(WHAT IS BEING ASKED):
Return the lines below in which the string "anything" occurs.

= = = = = = =

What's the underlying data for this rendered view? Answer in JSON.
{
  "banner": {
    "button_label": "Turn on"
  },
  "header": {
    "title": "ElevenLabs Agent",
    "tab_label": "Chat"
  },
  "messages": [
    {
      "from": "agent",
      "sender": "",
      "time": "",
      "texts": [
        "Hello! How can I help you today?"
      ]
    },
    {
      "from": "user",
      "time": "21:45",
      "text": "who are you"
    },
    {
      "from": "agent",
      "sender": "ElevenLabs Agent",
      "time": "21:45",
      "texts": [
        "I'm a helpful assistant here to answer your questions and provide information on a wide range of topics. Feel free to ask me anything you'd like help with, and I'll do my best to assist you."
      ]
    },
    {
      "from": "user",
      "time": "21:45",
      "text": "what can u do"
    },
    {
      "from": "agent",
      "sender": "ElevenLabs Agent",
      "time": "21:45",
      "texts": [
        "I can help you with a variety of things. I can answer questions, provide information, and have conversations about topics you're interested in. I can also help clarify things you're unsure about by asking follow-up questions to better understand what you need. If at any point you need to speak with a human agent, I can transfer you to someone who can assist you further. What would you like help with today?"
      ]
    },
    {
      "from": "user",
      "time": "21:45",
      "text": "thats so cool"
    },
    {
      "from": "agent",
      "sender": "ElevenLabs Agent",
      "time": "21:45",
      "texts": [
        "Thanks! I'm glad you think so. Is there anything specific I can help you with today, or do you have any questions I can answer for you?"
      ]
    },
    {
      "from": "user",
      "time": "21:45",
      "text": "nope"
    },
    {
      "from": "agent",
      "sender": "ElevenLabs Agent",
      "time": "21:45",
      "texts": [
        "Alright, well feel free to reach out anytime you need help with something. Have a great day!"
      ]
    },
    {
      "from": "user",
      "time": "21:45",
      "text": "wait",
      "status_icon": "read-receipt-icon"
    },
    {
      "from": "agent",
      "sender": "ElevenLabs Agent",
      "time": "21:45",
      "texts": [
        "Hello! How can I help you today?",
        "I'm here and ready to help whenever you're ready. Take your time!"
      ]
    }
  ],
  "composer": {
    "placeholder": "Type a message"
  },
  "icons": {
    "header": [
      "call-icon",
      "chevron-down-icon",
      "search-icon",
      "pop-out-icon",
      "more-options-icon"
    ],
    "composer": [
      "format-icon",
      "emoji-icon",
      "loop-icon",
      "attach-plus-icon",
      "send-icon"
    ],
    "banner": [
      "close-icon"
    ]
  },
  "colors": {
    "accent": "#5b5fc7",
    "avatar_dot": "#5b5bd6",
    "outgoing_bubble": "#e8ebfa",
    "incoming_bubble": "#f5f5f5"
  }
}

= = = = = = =

(OUTPUT OF THE EXERCISE):
        "I'm a helpful assistant here to answer your questions and provide information on a wide range of topics. Feel free to ask me anything you'd like help with, and I'll do my best to assist you."
        "Thanks! I'm glad you think so. Is there anything specific I can help you with today, or do you have any questions I can answer for you?"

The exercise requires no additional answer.